In Goondiwindi we stopped to buy lunch at a bakery we have used before, then we refuelled before heading out of Goondiwindi on the road to St George.
West of Goondiwindi the ground was generally level with elevations about 180 to 190 metres. There were many cleared paddocks but no dominant crop although wheat was increasingly seen for a while as we moved west. Scraps of cotton on the edge of the road indicated that cotton bales had been trucked along this road, probably to gins in Goondiwindi, but we didn't see where the cotton trail originated.
|Pile of grain at the Talwood grain centre.
|Once we more than 100 kilometres from Goondiwindi, past the village and large grain silo at Talwood, the land became less open with far less clearing. The sequence of small villages along the road which had, presumably, once been centres of rural activity also ended.|
|Bonshaw to Nindegully - page 2|
There seemed to be something of a return to grazing but, despite some proud signage on properties asserting their commitment to specific cattle breeds (especially Angus), there were few cattle to be seen. According to the rural media much of inland Australia is suffering from a lack of rainfall and a drought is feared to be imminent; many graziers are selling cattle to reduce their stock numbers in case the worst happens. Despite reports of reduced rainfall we saw many water-courses full to overflowing with water. Not only were the creeks full but so were billabongs and waterholes visible from the road.

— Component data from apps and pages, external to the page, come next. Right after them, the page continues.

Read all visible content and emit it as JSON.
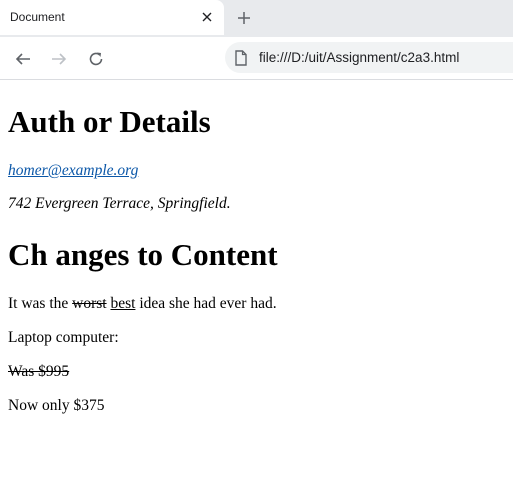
{
  "browser": {
    "tab": {
      "title": "Document",
      "close_icon": "close-icon"
    },
    "new_tab_icon": "plus-icon",
    "toolbar": {
      "back_icon": "arrow-left-icon",
      "forward_icon": "arrow-right-icon",
      "reload_icon": "reload-icon",
      "address_bar": {
        "page_icon": "file-icon",
        "url": "file:///D:/uit/Assignment/c2a3.html"
      }
    }
  },
  "page": {
    "author_heading": "Auth or Details",
    "email": "homer@example.org",
    "address": "742 Evergreen Terrace, Springfield.",
    "changes_heading": "Ch anges to Content",
    "sentence": {
      "before": "It was the ",
      "deleted": "worst",
      "between": " ",
      "inserted": "best",
      "after": " idea she had ever had."
    },
    "laptop_label": "Laptop computer:",
    "old_price": "Was $995",
    "new_price": "Now only $375"
  },
  "colors": {
    "tabstrip_bg": "#e8eaed",
    "omnibox_bg": "#f1f3f4",
    "link": "#0b57a8",
    "icon": "#5f6368",
    "icon_disabled": "#bdc1c6"
  }
}
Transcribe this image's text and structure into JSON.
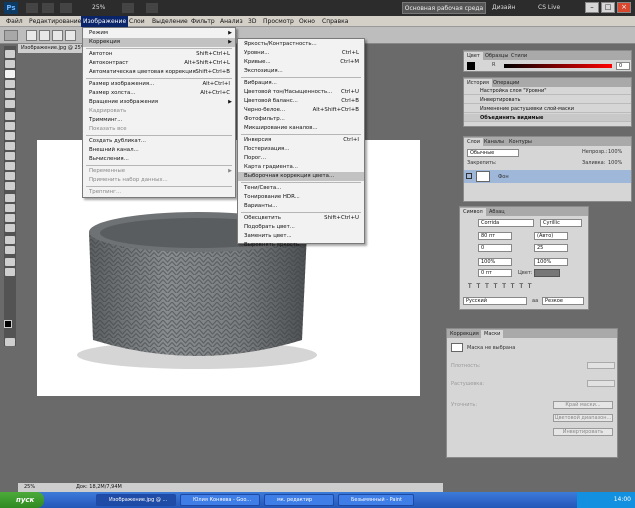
{
  "app": {
    "logo": "Ps",
    "zoom": "25%",
    "workspace": "Основная рабочая среда",
    "design": "Дизайн",
    "cslive": "CS Live"
  },
  "menubar": [
    "Файл",
    "Редактирование",
    "Изображение",
    "Слои",
    "Выделение",
    "Фильтр",
    "Анализ",
    "3D",
    "Просмотр",
    "Окно",
    "Справка"
  ],
  "document": {
    "tab": "Изображение.jpg @ 25% (RGB/8)",
    "zoom": "25%",
    "status": "Док: 18,2M/7,94M"
  },
  "image_menu": {
    "items": [
      {
        "label": "Режим",
        "sc": "",
        "sub": true
      },
      {
        "label": "Коррекция",
        "sc": "",
        "sub": true,
        "hl": true
      },
      {
        "label": "Автотон",
        "sc": "Shift+Ctrl+L"
      },
      {
        "label": "Автоконтраст",
        "sc": "Alt+Shift+Ctrl+L"
      },
      {
        "label": "Автоматическая цветовая коррекция",
        "sc": "Shift+Ctrl+B"
      },
      {
        "label": "Размер изображения...",
        "sc": "Alt+Ctrl+I"
      },
      {
        "label": "Размер холста...",
        "sc": "Alt+Ctrl+C"
      },
      {
        "label": "Вращение изображения",
        "sc": "",
        "sub": true
      },
      {
        "label": "Кадрировать",
        "sc": "",
        "dis": true
      },
      {
        "label": "Тримминг...",
        "sc": ""
      },
      {
        "label": "Показать все",
        "sc": "",
        "dis": true
      },
      {
        "label": "Создать дубликат...",
        "sc": ""
      },
      {
        "label": "Внешний канал...",
        "sc": ""
      },
      {
        "label": "Вычисления...",
        "sc": ""
      },
      {
        "label": "Переменные",
        "sc": "",
        "sub": true,
        "dis": true
      },
      {
        "label": "Применить набор данных...",
        "sc": "",
        "dis": true
      },
      {
        "label": "Треппинг...",
        "sc": "",
        "dis": true
      }
    ]
  },
  "adjust_menu": {
    "items": [
      {
        "label": "Яркость/Контрастность...",
        "sc": ""
      },
      {
        "label": "Уровни...",
        "sc": "Ctrl+L"
      },
      {
        "label": "Кривые...",
        "sc": "Ctrl+M"
      },
      {
        "label": "Экспозиция...",
        "sc": ""
      },
      {
        "label": "Вибрация...",
        "sc": ""
      },
      {
        "label": "Цветовой тон/Насыщенность...",
        "sc": "Ctrl+U"
      },
      {
        "label": "Цветовой баланс...",
        "sc": "Ctrl+B"
      },
      {
        "label": "Черно-белое...",
        "sc": "Alt+Shift+Ctrl+B"
      },
      {
        "label": "Фотофильтр...",
        "sc": ""
      },
      {
        "label": "Микширование каналов...",
        "sc": ""
      },
      {
        "label": "Инверсия",
        "sc": "Ctrl+I"
      },
      {
        "label": "Постеризация...",
        "sc": ""
      },
      {
        "label": "Порог...",
        "sc": ""
      },
      {
        "label": "Карта градиента...",
        "sc": ""
      },
      {
        "label": "Выборочная коррекция цвета...",
        "sc": "",
        "hl": true
      },
      {
        "label": "Тени/Света...",
        "sc": ""
      },
      {
        "label": "Тонирование HDR...",
        "sc": ""
      },
      {
        "label": "Варианты...",
        "sc": ""
      },
      {
        "label": "Обесцветить",
        "sc": "Shift+Ctrl+U"
      },
      {
        "label": "Подобрать цвет...",
        "sc": ""
      },
      {
        "label": "Заменить цвет...",
        "sc": ""
      },
      {
        "label": "Выровнять яркость",
        "sc": ""
      }
    ]
  },
  "color_panel": {
    "tabs": [
      "Цвет",
      "Образцы",
      "Стили"
    ],
    "channel": "R",
    "value": "0"
  },
  "history_panel": {
    "tabs": [
      "История",
      "Операции"
    ],
    "items": [
      "Настройка слоя \"Уровни\"",
      "Инвертировать",
      "Изменение растушевки слой-маски",
      "Объединить видимые"
    ]
  },
  "layers_panel": {
    "tabs": [
      "Слои",
      "Каналы",
      "Контуры"
    ],
    "blend": "Обычные",
    "opacity_label": "Непрозр.:",
    "opacity": "100%",
    "lock_label": "Закрепить:",
    "fill_label": "Заливка:",
    "fill": "100%",
    "layer_name": "Фон"
  },
  "char_panel": {
    "tabs": [
      "Символ",
      "Абзац"
    ],
    "font": "Corrida",
    "style": "Cyrillic",
    "size": "80 пт",
    "leading": "(Авто)",
    "kerning": "0",
    "tracking": "25",
    "vscale": "100%",
    "hscale": "100%",
    "baseline": "0 пт",
    "color_label": "Цвет:",
    "lang": "Русский",
    "aa_icon": "aa",
    "aa": "Резкое"
  },
  "masks_panel": {
    "tabs": [
      "Коррекция",
      "Маски"
    ],
    "none": "Маска не выбрана",
    "density": "Плотность:",
    "feather": "Растушевка:",
    "refine": "Уточнить:",
    "btn1": "Край маски...",
    "btn2": "Цветовой диапазон...",
    "btn3": "Инвертировать"
  },
  "taskbar": {
    "start": "пуск",
    "tasks": [
      "Изображение.jpg @ ...",
      "Юлия Коняева - Goo...",
      "мк. редактир",
      "Безымянный - Paint"
    ],
    "time": "14:00"
  }
}
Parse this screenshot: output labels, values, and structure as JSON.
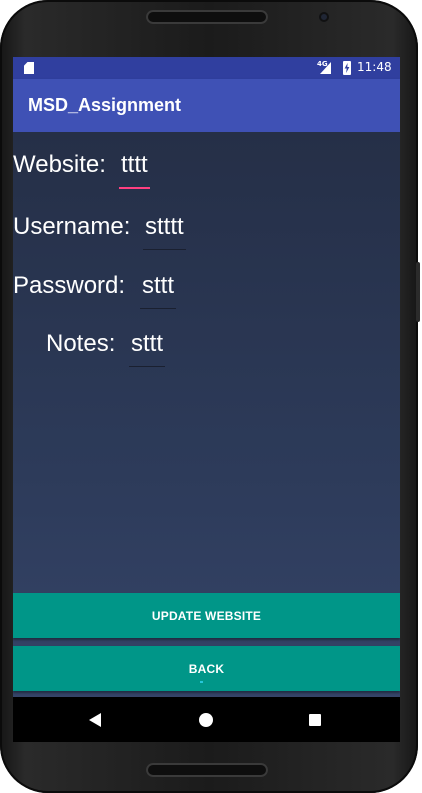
{
  "status_bar": {
    "network_type": "4G",
    "time": "11:48",
    "icons": [
      "sd-card-icon",
      "signal-icon",
      "battery-charging-icon"
    ]
  },
  "app_bar": {
    "title": "MSD_Assignment"
  },
  "form": {
    "website": {
      "label": "Website:",
      "value": "tttt"
    },
    "username": {
      "label": "Username:",
      "value": "stttt"
    },
    "password": {
      "label": "Password:",
      "value": "sttt"
    },
    "notes": {
      "label": "Notes:",
      "value": "sttt"
    }
  },
  "buttons": {
    "update_label": "UPDATE WEBSITE",
    "back_label": "BACK"
  },
  "nav_bar": {
    "icons": [
      "back-triangle-icon",
      "home-circle-icon",
      "recents-square-icon"
    ]
  },
  "colors": {
    "status_bar": "#303f9f",
    "app_bar": "#3f51b5",
    "accent": "#ff4081",
    "button": "#009688",
    "background_top": "#252f47",
    "background_bottom": "#354468"
  }
}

The road was mostly straight and nearly flat, the two lanes of bitumen were not quite wide enough to comfortably pass an oncoming semi-trailer or B-double but there was no need to go off the bitumen to do so. Traffic was very light in both directions. The road's bitumen surface was not really smooth and the vehicle tended to bounce quite a bit. Different sections of road had different comfortable speeds which could be 80, 85, 90 or 95 kilometres an hour. Eventually I gave up trying to match our speed with the road's comfort limit and settled on 85 kph.
Approaching our destination at Nindigully we passed a stock trailer on its side on the side of th road. This was one of the full-size, double-deck trailers fitted in road trains and there it was on its side beside the bitumen with passers-by able to see all the wheels, axles and underside. Superficially, it appeared undamaged. How this could have happened on a straight, flat section of road was a mystery.
Near the junction of the St George-Goondiwindi Road and the St George-Murindi Road is the Nindigully Pub where we stayed the night, taking advantage of the free-camping they advertise.